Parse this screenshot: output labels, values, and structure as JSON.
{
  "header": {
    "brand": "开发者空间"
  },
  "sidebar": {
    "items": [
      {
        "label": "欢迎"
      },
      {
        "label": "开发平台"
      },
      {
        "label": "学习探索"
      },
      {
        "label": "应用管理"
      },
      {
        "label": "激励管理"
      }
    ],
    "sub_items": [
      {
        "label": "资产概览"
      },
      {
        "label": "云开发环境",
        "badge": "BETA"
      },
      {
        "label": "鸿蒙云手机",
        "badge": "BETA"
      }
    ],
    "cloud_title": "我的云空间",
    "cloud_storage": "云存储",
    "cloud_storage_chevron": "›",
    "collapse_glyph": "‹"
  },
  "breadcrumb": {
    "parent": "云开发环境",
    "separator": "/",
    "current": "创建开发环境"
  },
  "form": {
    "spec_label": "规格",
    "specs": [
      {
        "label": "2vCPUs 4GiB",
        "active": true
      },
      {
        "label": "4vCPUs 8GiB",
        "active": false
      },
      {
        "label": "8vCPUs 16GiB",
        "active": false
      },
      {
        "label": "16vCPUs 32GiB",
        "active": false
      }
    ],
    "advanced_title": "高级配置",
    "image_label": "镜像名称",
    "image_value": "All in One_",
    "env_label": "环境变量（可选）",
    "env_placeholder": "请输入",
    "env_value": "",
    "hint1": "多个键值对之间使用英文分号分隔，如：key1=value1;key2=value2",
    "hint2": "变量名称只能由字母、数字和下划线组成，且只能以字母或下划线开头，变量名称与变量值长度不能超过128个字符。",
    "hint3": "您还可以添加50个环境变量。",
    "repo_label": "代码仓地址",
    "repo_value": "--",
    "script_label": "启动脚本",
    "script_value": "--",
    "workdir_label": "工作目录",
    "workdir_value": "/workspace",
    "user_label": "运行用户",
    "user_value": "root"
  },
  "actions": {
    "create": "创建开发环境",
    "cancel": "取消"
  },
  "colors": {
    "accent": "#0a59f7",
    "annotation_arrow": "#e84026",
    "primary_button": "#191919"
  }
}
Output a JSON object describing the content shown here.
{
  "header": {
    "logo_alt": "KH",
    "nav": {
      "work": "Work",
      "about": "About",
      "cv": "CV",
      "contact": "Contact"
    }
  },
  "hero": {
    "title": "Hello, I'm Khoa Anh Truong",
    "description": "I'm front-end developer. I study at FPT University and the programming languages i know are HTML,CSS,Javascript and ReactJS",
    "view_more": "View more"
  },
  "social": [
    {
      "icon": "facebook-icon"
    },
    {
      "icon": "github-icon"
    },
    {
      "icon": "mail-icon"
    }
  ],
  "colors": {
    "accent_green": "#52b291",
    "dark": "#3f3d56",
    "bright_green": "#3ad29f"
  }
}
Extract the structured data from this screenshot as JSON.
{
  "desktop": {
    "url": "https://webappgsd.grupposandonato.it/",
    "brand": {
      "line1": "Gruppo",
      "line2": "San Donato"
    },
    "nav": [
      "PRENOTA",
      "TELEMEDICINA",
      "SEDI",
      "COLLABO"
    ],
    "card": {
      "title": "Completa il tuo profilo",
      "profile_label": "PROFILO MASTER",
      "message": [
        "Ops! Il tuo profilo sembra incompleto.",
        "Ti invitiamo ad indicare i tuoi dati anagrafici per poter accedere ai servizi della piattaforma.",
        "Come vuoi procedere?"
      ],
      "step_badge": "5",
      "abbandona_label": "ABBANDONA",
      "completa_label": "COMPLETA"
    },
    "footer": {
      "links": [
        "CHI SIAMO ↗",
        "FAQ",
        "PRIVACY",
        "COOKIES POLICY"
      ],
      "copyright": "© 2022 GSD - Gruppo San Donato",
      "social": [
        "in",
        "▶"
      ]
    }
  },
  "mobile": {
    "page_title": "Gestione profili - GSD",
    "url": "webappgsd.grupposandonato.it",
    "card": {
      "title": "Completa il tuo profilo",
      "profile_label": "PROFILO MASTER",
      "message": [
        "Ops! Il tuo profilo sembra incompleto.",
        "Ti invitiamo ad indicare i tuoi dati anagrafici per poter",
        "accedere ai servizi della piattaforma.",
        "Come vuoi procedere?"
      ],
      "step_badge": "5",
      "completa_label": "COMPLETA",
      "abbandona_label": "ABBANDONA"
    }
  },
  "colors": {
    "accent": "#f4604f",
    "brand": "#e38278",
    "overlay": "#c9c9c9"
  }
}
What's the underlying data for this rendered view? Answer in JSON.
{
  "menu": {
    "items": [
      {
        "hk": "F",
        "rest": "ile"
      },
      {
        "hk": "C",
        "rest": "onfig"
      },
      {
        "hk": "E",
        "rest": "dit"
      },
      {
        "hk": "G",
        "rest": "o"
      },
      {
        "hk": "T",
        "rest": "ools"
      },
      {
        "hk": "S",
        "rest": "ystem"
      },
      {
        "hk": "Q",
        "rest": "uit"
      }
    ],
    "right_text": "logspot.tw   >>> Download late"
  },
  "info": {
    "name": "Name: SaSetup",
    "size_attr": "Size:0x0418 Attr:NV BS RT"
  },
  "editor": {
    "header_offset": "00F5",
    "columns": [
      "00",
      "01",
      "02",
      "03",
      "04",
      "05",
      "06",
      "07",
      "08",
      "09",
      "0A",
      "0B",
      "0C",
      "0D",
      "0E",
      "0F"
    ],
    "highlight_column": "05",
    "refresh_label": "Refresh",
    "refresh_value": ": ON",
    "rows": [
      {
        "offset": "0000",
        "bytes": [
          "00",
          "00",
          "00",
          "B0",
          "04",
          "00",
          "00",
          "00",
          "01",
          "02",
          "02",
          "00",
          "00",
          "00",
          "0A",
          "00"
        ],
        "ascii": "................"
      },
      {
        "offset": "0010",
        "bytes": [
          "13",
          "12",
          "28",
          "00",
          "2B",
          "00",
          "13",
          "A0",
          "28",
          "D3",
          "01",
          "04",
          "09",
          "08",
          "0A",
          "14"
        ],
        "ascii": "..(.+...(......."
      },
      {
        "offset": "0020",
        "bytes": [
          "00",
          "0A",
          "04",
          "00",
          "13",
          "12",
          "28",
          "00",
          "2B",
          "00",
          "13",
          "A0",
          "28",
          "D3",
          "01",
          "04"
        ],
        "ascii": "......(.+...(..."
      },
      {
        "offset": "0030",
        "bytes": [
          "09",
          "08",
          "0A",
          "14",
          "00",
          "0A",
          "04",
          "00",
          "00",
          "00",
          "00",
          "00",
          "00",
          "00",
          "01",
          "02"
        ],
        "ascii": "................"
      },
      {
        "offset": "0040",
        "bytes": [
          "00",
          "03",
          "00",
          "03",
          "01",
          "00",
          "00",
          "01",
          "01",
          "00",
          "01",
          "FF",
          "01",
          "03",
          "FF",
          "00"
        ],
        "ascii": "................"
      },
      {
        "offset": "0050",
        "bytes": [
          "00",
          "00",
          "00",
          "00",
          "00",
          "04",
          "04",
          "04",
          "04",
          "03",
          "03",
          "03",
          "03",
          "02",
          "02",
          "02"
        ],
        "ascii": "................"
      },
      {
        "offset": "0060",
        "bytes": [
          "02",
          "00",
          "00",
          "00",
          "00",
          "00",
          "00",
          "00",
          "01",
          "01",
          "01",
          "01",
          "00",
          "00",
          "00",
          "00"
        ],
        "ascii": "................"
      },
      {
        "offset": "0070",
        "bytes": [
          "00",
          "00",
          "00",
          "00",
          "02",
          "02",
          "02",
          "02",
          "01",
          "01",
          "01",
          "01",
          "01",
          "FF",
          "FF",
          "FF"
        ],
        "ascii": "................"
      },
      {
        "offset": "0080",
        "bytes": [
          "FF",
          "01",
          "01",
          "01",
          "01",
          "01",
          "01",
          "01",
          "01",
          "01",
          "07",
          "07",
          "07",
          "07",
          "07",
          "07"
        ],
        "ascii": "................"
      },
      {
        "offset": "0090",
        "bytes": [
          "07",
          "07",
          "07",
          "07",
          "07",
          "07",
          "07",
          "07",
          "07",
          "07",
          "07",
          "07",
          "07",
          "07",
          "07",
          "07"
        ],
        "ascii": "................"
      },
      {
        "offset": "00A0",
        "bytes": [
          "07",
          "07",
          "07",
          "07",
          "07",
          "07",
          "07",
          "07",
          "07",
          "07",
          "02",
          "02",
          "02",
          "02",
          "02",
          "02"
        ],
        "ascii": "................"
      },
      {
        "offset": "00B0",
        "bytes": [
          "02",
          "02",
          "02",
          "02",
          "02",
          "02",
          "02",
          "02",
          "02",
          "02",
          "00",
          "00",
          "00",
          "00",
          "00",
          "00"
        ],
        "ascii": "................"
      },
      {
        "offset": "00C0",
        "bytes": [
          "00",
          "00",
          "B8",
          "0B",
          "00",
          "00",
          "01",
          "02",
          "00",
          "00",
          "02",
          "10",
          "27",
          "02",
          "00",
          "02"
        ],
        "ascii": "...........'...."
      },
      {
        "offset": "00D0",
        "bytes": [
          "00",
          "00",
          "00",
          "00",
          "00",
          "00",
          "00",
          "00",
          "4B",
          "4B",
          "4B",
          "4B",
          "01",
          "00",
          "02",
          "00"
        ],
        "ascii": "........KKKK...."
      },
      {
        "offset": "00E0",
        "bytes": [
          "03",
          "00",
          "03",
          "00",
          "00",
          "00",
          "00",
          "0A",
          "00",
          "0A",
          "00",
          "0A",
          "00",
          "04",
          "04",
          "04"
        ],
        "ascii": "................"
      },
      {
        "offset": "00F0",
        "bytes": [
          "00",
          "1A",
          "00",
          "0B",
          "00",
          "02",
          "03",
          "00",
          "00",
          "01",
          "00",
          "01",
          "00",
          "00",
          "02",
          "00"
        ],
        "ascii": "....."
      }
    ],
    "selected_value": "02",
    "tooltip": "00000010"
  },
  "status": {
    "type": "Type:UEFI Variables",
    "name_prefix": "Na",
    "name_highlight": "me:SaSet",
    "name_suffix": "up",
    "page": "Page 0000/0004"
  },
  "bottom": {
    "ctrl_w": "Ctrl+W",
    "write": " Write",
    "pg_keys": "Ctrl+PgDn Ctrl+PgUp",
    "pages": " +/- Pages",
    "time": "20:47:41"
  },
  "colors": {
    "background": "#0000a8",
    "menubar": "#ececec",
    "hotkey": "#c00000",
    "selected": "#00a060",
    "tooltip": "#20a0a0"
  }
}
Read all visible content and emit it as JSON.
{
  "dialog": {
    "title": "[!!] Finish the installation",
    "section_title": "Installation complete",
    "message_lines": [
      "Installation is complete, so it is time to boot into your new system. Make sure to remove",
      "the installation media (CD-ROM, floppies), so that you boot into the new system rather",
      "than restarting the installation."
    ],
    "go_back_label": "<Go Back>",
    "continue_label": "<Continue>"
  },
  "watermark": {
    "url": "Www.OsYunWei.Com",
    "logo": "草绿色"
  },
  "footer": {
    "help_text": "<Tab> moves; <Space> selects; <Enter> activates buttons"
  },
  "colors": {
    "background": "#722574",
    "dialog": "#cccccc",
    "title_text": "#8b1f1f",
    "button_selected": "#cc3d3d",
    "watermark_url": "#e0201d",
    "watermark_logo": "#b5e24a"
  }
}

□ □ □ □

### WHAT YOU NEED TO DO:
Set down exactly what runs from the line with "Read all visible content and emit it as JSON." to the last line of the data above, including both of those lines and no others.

### TASK OUTPUT:
Read all visible content and emit it as JSON.
{
  "dialog": {
    "title": "[!!] Finish the installation",
    "section_title": "Installation complete",
    "message_lines": [
      "Installation is complete, so it is time to boot into your new system. Make sure to remove",
      "the installation media (CD-ROM, floppies), so that you boot into the new system rather",
      "than restarting the installation."
    ],
    "go_back_label": "<Go Back>",
    "continue_label": "<Continue>"
  },
  "watermark": {
    "url": "Www.OsYunWei.Com",
    "logo": "草绿色"
  },
  "footer": {
    "help_text": "<Tab> moves; <Space> selects; <Enter> activates buttons"
  },
  "colors": {
    "background": "#722574",
    "dialog": "#cccccc",
    "title_text": "#8b1f1f",
    "button_selected": "#cc3d3d",
    "watermark_url": "#e0201d",
    "watermark_logo": "#b5e24a"
  }
}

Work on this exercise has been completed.